Certain medical conditions such as Crohn's disease and coeliac disease can also cause excess flatus because of impaired digestion.
People complain of excessive wind or flatulence when they think that they pass wind more often than their friends do or more often than usual. A person passes wind on average 15 times per day (ranging between three and 40 times), depending on their diet. If wind is not expelled either by belching or passing wind, then the 'trapped wind' gives a feeling of discomfort in the stomach or intestines that is referred to as bloating.

In young babies who are being breast fed or bottled fed, the trapped wind can cause cramps and pain, a condition known as infant colic. If a baby has colic he or she may cry loudly for hours at a time. The baby will appear tense and will seem to have pains in the stomach. Often babies will draw their knees up to their chest and clench their fists in an attempt to relieve the discomfort.
There are number of simple remedies that may help reduce wind. Indigestion remedies will help reduce the amount of gas produced by stomach acid, while those products containing dimeticone will help dislodge trapped wind. Activated charcoal tablets help reduce the amount and odour of flatus.
When to see your pharmacist
Do not be embarrassed to talk to your pharmacist about your symptoms if you are concerned about wind. The pharmacist will need to discuss your symptoms, when they occur, whether you are taking any other medicines or have any other illnesses. If your pharmacist is satisfied that the symptoms described are simply due to excess wind then it is likely that one of the indigestion or activated charcoal remedies will be recommended.
When to see your doctor
If you are otherwise healthy, wind symptoms are not usually associated with disease but if symptoms are severe or troublesome you should see your doctor. If you have a persistent feeling of fullness, bloating or flatulence or if you develop new digestive symptoms, which you have not previously experienced, you should also seek medical advice.
Living with wind
Burping and passing wind are both natural processes and should not be a cause for concern. However, they can be socially embarrassing and, in an attempt to avoid embarrassment, wind may become trapped and cause discomfort.

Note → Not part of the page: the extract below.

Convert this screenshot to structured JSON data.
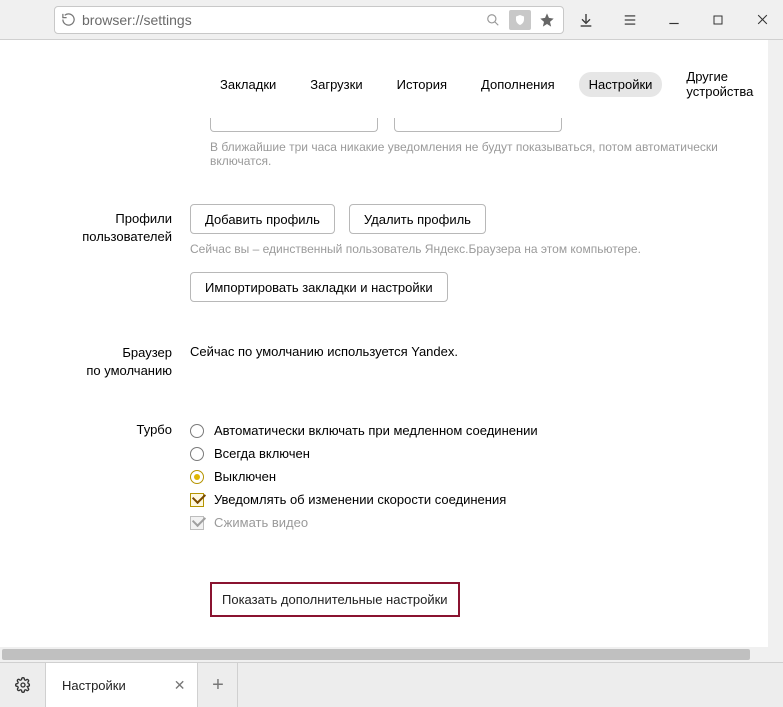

Some simple life-style changes can help reduce burping and passing wind. Eating slowly, chewing food thoroughly, stopping smoking and not chewing gum will all reduce the amount of air that is swallowed and will help reduce burping and passing wind.

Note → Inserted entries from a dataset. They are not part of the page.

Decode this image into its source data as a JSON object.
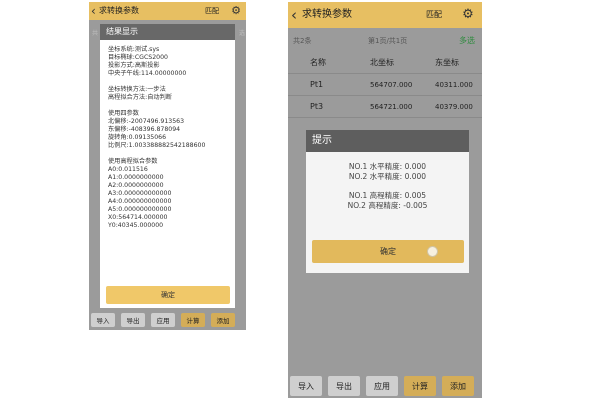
{
  "left": {
    "appbar": {
      "back_icon": "chevron-left-icon",
      "title": "求转换参数",
      "match": "匹配",
      "gear_icon": "gear-icon"
    },
    "bg_list": {
      "left_text": "共",
      "right_text": "选"
    },
    "dialog": {
      "title": "结果显示",
      "groups": [
        [
          "坐标系统:测试.sys",
          "目标椭球:CGCS2000",
          "投影方式:高斯投影",
          "中央子午线:114.00000000"
        ],
        [
          "坐标转换方法:一步法",
          "高程拟合方法:自动判断"
        ],
        [
          "使用四参数",
          "北偏移:-2007496.913563",
          "东偏移:-408396.878094",
          "旋转角:0.09135066",
          "比例尺:1.003388882542188600"
        ],
        [
          "使用高程拟合参数",
          "A0:0.011516",
          "A1:0.0000000000",
          "A2:0.0000000000",
          "A3:0.000000000000",
          "A4:0.000000000000",
          "A5:0.000000000000",
          "X0:564714.000000",
          "Y0:40345.000000"
        ]
      ],
      "ok_label": "确定"
    },
    "buttons": [
      "导入",
      "导出",
      "应用",
      "计算",
      "添加"
    ]
  },
  "right": {
    "appbar": {
      "back_icon": "chevron-left-icon",
      "title": "求转换参数",
      "match": "匹配",
      "gear_icon": "gear-icon"
    },
    "sub": {
      "count": "共2条",
      "page": "第1页/共1页",
      "multi_select": "多选"
    },
    "table": {
      "columns": [
        "名称",
        "北坐标",
        "东坐标"
      ],
      "rows": [
        [
          "Pt1",
          "564707.000",
          "40311.000"
        ],
        [
          "Pt3",
          "564721.000",
          "40379.000"
        ]
      ]
    },
    "dialog": {
      "title": "提示",
      "groups": [
        [
          "NO.1 水平精度: 0.000",
          "NO.2 水平精度: 0.000"
        ],
        [
          "NO.1 高程精度: 0.005",
          "NO.2 高程精度: -0.005"
        ]
      ],
      "ok_label": "确定"
    },
    "buttons": [
      "导入",
      "导出",
      "应用",
      "计算",
      "添加"
    ]
  },
  "colors": {
    "appbar": "#e7bf62",
    "accent_button": "#d4ad58",
    "multi_select": "#2e8b3e",
    "dialog_header": "#5e5e5e"
  }
}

Avoid or cut down on foods and drinks that you know to cause you wind, particularly those foods and drinks that create an unpleasant smell to your wind and which make it difficult to pass unnoticed, for example, beer, white wine, fruit juices, eggs, garlic, onions, fennel and fatty foods.

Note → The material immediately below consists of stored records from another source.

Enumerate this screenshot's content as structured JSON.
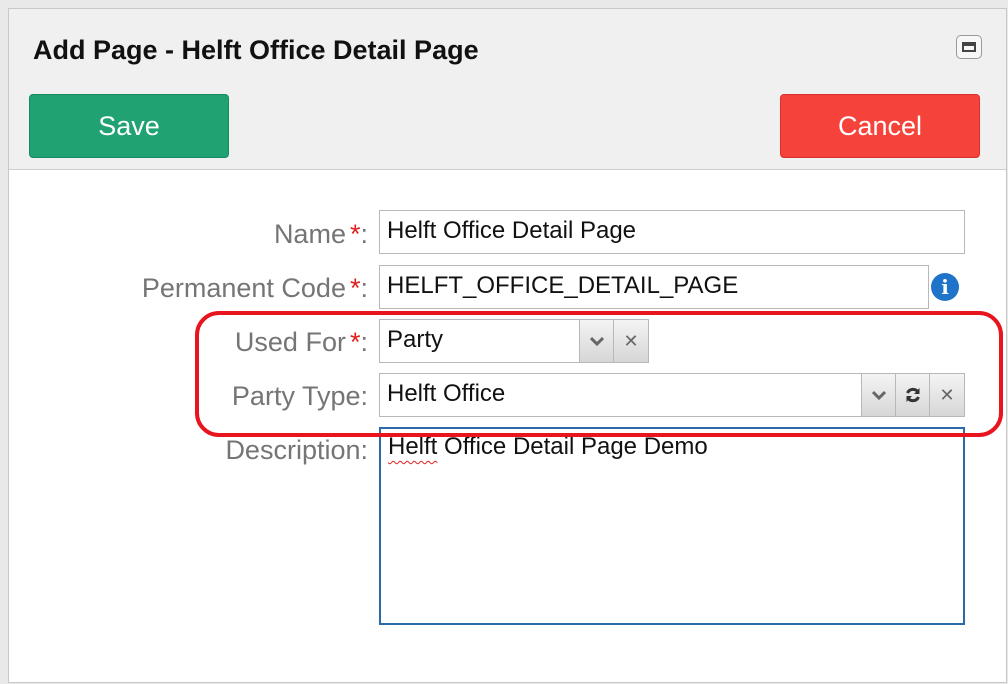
{
  "dialog": {
    "title": "Add Page - Helft Office Detail Page",
    "save_label": "Save",
    "cancel_label": "Cancel"
  },
  "form": {
    "name": {
      "label": "Name",
      "value": "Helft Office Detail Page",
      "required": "*"
    },
    "permanent_code": {
      "label": "Permanent Code",
      "value": "HELFT_OFFICE_DETAIL_PAGE",
      "required": "*"
    },
    "used_for": {
      "label": "Used For",
      "value": "Party",
      "required": "*"
    },
    "party_type": {
      "label": "Party Type:",
      "value": "Helft Office"
    },
    "description": {
      "label": "Description:",
      "value_first_word": "Helft",
      "value_rest": " Office Detail Page Demo"
    }
  },
  "icons": {
    "info": "info-icon",
    "dropdown": "chevron-down-icon",
    "clear": "close-icon",
    "refresh": "refresh-icon",
    "maximize": "maximize-icon"
  },
  "colors": {
    "save": "#20a273",
    "cancel": "#f5423a",
    "required": "#e02020",
    "info": "#1f73c9",
    "highlight": "#e8141e"
  }
}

Eat at regular meal intervals and eat a balanced diet rich in fruit and vegetables. Although some fruit and vegetables will increase wind, there are plenty that do not, so try different ones to find those that suit you best.

Reduce meal portions so the stomach is less distended. Try to take regular exercise.
Useful Tips
  • Try to identify which foods and drinks cause wind, and avoid them if possible
  • Reduce the amount of gas-producing foods in the diet such as beans, cabbage, Brussels sprouts, cauliflower, turnips, onions, garlic, leeks and some seeds such as fennel, sunflower and poppy
Further information
Further information may be obtained from Core, the only charity in the UK that funds research into the entire range of gut, liver, intestinal and bowel illnesses. Core was established in 1971 with the help and support of the British Society of Gastroenterologists.

Tel: 020 7486 0341